I think a good focus is on dealing with water. There’s so much right now with localized weather patterns causing flooding and resulting in excess storm water. Traditionally, communities turned to engineering solutions. But now we’re being asked not just how fast to get rid of it, but how to capture it for reuse. Things like water management, resilient design—landscape architects are good at that.
I’m just so fortunate to do what I do. My work has been primarily helping people, and I like doing that. It’s rewarding when someone has an issue and I can help them get beyond it.
And the colleagues I work with day to day and across the country: It’s good to be part of a group that cares so much about quality of life.
The biggest challenge is that our numbers are small, but the needs are great. We need more people studying landscape architecture to help address the environmental and social problems we face.
It’s never too early to start networking. We are a small profession, and everybody knows everybody.
Talk to people. We’re happy to help others find their way. If someone is busy, go to the next person; you will eventually find someone who can help.

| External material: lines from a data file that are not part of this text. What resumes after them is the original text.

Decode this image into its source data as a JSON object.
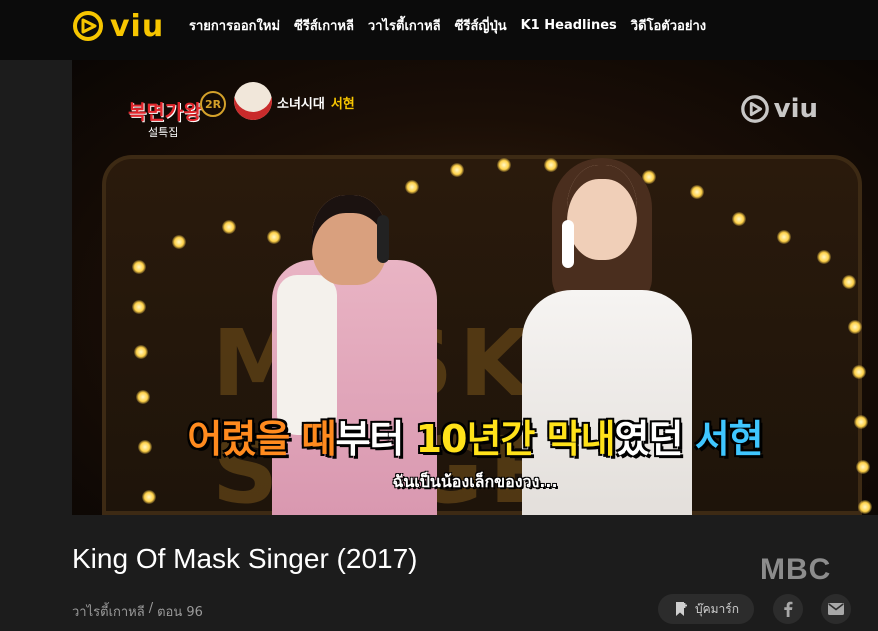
{
  "header": {
    "logo_text": "viu",
    "nav": [
      {
        "label": "รายการออกใหม่"
      },
      {
        "label": "ซีรีส์เกาหลี"
      },
      {
        "label": "วาไรตี้เกาหลี"
      },
      {
        "label": "ซีรีส์ญี่ปุ่น"
      },
      {
        "label": "K1 Headlines"
      },
      {
        "label": "วิดีโอตัวอย่าง"
      }
    ]
  },
  "player": {
    "show_logo_main": "복면가왕",
    "show_logo_sub": "설특집",
    "round_badge": "2R",
    "contestant_group": "소녀시대",
    "contestant_name": "서현",
    "watermark_text": "viu",
    "backdrop_text": "MASK SINGER",
    "subtitle_korean_parts": [
      "어렸을 때",
      "부터 ",
      "10년간 ",
      "막내",
      "였던 ",
      "서현"
    ],
    "subtitle_thai": "ฉันเป็นน้องเล็กของวง..."
  },
  "info": {
    "title": "King Of Mask Singer (2017)",
    "network": "MBC",
    "category": "วาไรตี้เกาหลี",
    "separator": "/",
    "episode": "ตอน 96",
    "bookmark_label": "บุ๊คมาร์ก"
  },
  "colors": {
    "accent": "#f7c600",
    "header_bg": "#0b0b0b",
    "page_bg": "#1c1c1c"
  }
}
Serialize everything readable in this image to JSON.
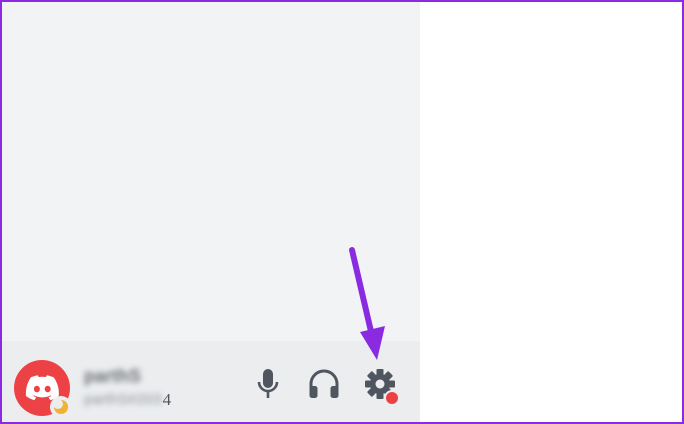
{
  "user_panel": {
    "username": "parthS",
    "usertag_blurred": "parthS#203",
    "usertag_visible_tail": "4",
    "avatar_icon": "discord-logo-icon",
    "status_icon": "idle-moon-icon"
  },
  "controls": {
    "mic_icon": "microphone-icon",
    "headset_icon": "headphones-icon",
    "settings_icon": "gear-icon",
    "settings_badge_icon": "red-dot-badge"
  },
  "annotation": {
    "arrow_icon": "arrow-down-icon",
    "arrow_color": "#8a2be2"
  },
  "colors": {
    "frame_border": "#8a2be2",
    "avatar_bg": "#ed4245",
    "icon_fill": "#4f5660",
    "status_idle": "#f0b232",
    "badge_red": "#ed4245"
  }
}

No. My first degree is in economics; I didn’t know landscape architecture existed when I was in college. That’s actually pretty common. People often care about the environment or public health or some other quality of life issue, and, somewhere along the way while doing something else, they stumble across landscape architecture.
For many of us, the interest starts with something like, “My grandmother always worked in the garden, and I have this feeling about how important the land is.” And to me, that’s what landscape architecture is all about.
Elka Torpey, "Landscape architect," Career Outlook, U.S. Bureau of Labor Statistics, April 2019.